In Danmole v. Dawodu (1958) 3 F.S.C. 46 it was therein held that the Idi-Igi (per stirpes) method of distribution is an integral part of the Yoruba Native Law and Custom and should be adopted in that case. It was also held that "Idi-Igi" is still in force and is the universal method of distribution except where there is a dispute among the descendants of the intestate as to the proportions into which the estate should be divided. Where there is such dispute, the head of the family is empowered and should decide whether "Ori-Ojori" ought in the particular case to be adopted instead of "Idi-Igi" and that any such decision prevails. The judgment went on to say that "Ori-Ojori" is a relatively modern method of distribution adopted as an expedient to avoid litigation. Further, that "Idi-Igi" (per stirpes) is not repugnant to natural justice, equity and good conscience. Had the attention of the Administrator-General been drawn to this decision, he probably would not have said, as he did in paragraph 7 of his affidavit aforesaid, that the "per stirpes" method of distribution was not acceptable to him on the ground that it was inequitable.

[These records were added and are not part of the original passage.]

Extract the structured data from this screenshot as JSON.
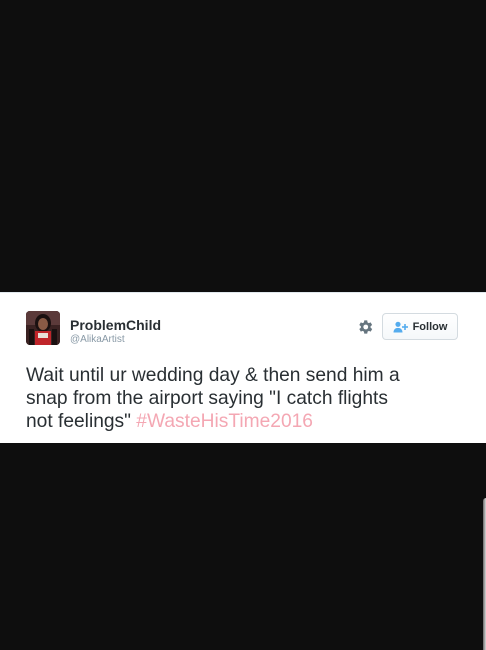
{
  "tweet": {
    "author": {
      "display_name": "ProblemChild",
      "handle": "@AlikaArtist"
    },
    "follow_label": "Follow",
    "text_lines": [
      "Wait until ur wedding day & then send him a",
      "snap from the airport saying \"I catch flights",
      "not feelings\" "
    ],
    "hashtag": "#WasteHisTime2016",
    "icons": {
      "settings": "gear-icon",
      "follow": "add-person-icon"
    }
  },
  "colors": {
    "background": "#0e0e0e",
    "card": "#ffffff",
    "hashtag": "#f4a7b3",
    "follow_icon": "#55acee"
  }
}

In my view, therefore, there being no other system of distribution placed before the court, the "Idi-Igi" system, as confirmed by the President of the Customary Court of the community in which the deceased was probably born, would be applicable.
In the circumstances of this case, I would reject the contention of the 1st respondent/respondent that the "Ori-Ojori" (per capita) system of distribution should apply.
In the result, there will be an order on the application as prayed. Costs-£52-10s: to the 2nd respondent/applicant payable out of the Estate.